(Stored data)
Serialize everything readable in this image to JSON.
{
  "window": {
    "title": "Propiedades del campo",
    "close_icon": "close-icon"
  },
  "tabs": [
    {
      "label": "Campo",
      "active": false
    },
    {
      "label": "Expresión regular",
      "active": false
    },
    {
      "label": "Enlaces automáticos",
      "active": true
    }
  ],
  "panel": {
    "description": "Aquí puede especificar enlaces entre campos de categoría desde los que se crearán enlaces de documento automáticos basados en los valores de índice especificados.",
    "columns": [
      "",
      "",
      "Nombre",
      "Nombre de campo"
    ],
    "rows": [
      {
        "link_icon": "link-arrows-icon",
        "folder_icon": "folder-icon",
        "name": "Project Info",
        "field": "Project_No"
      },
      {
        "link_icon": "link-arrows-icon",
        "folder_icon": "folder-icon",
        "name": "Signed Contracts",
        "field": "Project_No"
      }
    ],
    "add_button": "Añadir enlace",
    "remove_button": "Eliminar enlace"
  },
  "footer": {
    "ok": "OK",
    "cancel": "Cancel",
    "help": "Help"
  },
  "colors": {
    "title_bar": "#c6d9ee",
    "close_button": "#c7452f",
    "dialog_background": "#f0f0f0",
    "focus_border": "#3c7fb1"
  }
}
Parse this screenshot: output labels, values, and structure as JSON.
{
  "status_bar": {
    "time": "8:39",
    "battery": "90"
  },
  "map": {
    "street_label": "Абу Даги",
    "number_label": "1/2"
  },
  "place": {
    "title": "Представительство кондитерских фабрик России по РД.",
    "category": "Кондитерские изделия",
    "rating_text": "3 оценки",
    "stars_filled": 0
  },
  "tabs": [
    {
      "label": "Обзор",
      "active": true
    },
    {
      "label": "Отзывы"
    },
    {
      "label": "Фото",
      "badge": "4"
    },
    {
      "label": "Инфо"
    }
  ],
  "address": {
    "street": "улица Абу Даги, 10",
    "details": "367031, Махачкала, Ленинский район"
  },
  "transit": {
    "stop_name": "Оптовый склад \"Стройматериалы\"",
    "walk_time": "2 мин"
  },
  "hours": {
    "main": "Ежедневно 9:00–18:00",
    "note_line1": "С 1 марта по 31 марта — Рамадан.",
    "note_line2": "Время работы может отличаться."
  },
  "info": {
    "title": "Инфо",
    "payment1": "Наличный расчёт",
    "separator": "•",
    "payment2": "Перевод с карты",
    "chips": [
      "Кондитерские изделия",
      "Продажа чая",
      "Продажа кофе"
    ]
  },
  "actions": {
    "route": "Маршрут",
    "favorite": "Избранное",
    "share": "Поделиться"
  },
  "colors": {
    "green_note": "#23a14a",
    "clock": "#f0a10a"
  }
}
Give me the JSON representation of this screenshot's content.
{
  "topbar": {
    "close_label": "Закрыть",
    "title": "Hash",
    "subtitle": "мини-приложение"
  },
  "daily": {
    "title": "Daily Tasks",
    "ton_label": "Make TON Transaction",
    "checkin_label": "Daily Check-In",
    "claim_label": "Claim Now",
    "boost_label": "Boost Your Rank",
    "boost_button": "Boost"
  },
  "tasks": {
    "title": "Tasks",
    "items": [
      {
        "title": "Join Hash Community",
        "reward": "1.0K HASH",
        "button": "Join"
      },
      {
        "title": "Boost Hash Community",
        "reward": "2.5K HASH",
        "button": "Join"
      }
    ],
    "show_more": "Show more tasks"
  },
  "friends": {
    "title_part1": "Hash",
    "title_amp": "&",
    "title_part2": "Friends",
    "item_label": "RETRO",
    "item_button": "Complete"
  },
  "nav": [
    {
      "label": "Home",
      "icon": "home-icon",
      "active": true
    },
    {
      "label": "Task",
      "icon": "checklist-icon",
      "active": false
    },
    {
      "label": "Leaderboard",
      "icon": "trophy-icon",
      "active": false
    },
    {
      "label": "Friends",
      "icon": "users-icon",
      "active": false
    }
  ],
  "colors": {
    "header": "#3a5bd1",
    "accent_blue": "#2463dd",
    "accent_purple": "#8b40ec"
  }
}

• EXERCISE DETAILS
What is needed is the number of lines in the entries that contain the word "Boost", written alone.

• COMPLETED TASK
3